    By KCI Ambassador Chris Grady

Whenever I hear people talking about climate change, I tend to hear one of two things happening: we are all doomed, or climate change is fake. Either way, they have been misinformed to one degree or another. The issue with this misinformation is how it disrupts the coherence between science and societal values, and can even pit us against each other. It has stems that grow from many roots, such as the limitations of how we get our news, or our education system. But what lies beneath each of those roots, is the struggle of scientific literacy and communication.


For most of us, we run into these problems at the doctor’s office, making it difficult for us to make educated decisions about our health.
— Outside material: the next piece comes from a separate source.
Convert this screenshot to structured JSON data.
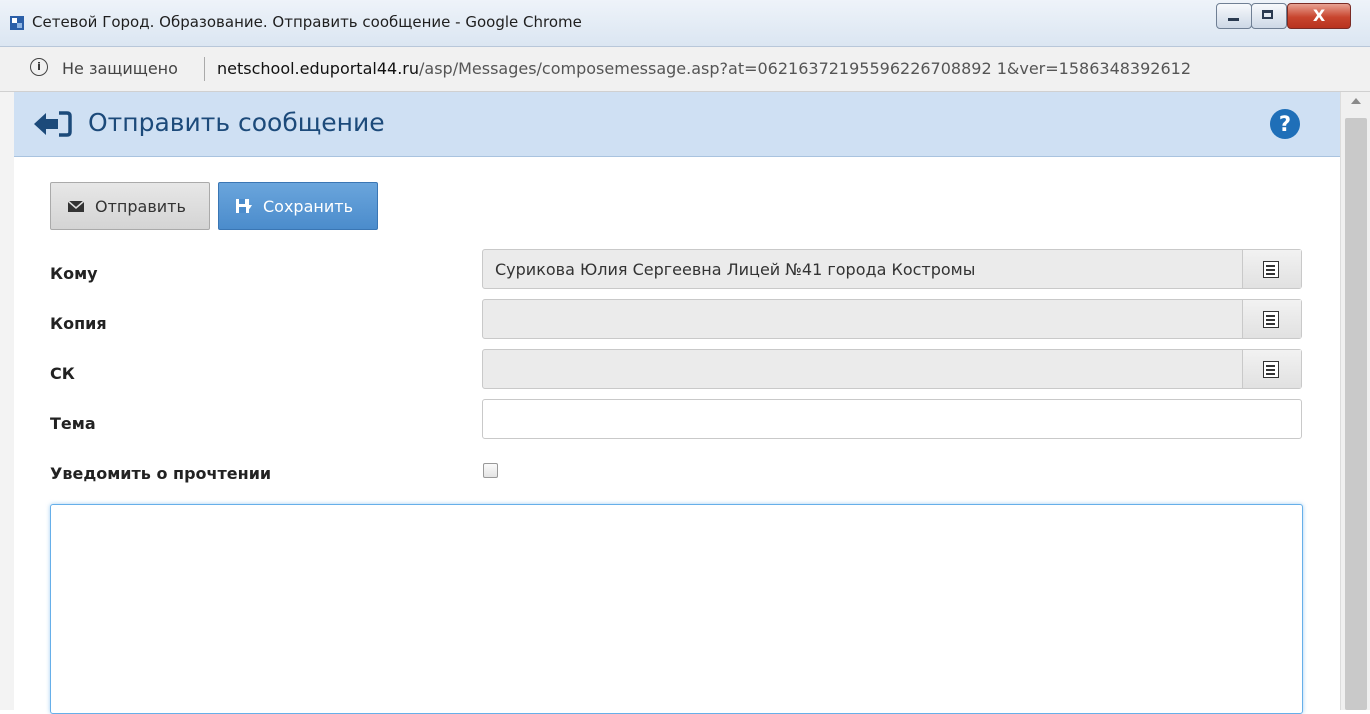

This is a concept called “health literacy.” The CDC defines health literacy as “the degree to which an individual has the capacity to obtain, communicate, process, and understand basic health information and services to make appropriate health decisions” (CDC, 2020). Unless you’re a doctor or scientist yourself, reading important healthcare documents can feel like reading another language. The amount of health illiteracy we see in the U.S. is clearly indicative of the greater scientific illiteracy that is ubiquitous throughout the country. This is why most communities accept the false dichotomy within the legitimacy and severity of climate change. They either know enough to understand the size and significance of the issue, leading them to feel hopeless or they choose to deny its legitimacy because of the ineffectiveness of its communication.

Many people are working towards resolving this issue in order to create more coherence between the leading research and citizens. One tool shown to be effective is the EN-ROADS Climate-Interactive Simulator. The climate simulator was created in part by one member of Kennebunkport Climate Initiative’s advisory council, John D. Sterman Ph.D of MIT with his think tank Climate Interactive. When you arrive on Climate Interactives home page of their website, you’ll see this: “the biggest challenges facing us are made up of complex, interconnected parts,” and underneath: “people need better ways to understand the full picture.” These quotes hit on a crucial point. When scientific communication is poor, people rely on their own scientific literacy in conjunction with their lived experiences for understanding which are intrinsically blind to the “full picture;” hence the need for a tool that can effectively provide those missing pieces to any given person. The EN-ROADS simulator does just that, and really challenges people to go beyond their own paradigms by way of something called “systems thinking.”

Sterman believes that one reason for this dissensus is a widespread lack of “systems thinking.” There are many reasons for this disconnect, but we all can agree that most people generally want clear cut, concise, isolated solutions and answers to whatever questions or problems they might have. However, it usually turns out that the right answer requires many steps and many solutions. I personally like “systems thinking” because it inherently implies that solutions are a change in practice, not one isolated intervention. This is partially why I believe most people fail to adopt “systems thinking” in their everyday lives. It requires an indefinite change in their lifestyle and most people are unwilling to do so until they are in dire circumstances.

The people who work at Climate Interactive have used the simulator to brief many people, from U.S. Senators and Representatives, to universities, businesses, and community members. I think the simulator should be shared with every educational institution because it is the best tool for educators to use to teach climate change to the broadest range of audiences. And its reach goes far beyond climate change. The demonstration of “systems thinking” alone can have a butterfly effect on some people leading them to apply it to their jobs and everyday lives. That is the true potential of the simulator.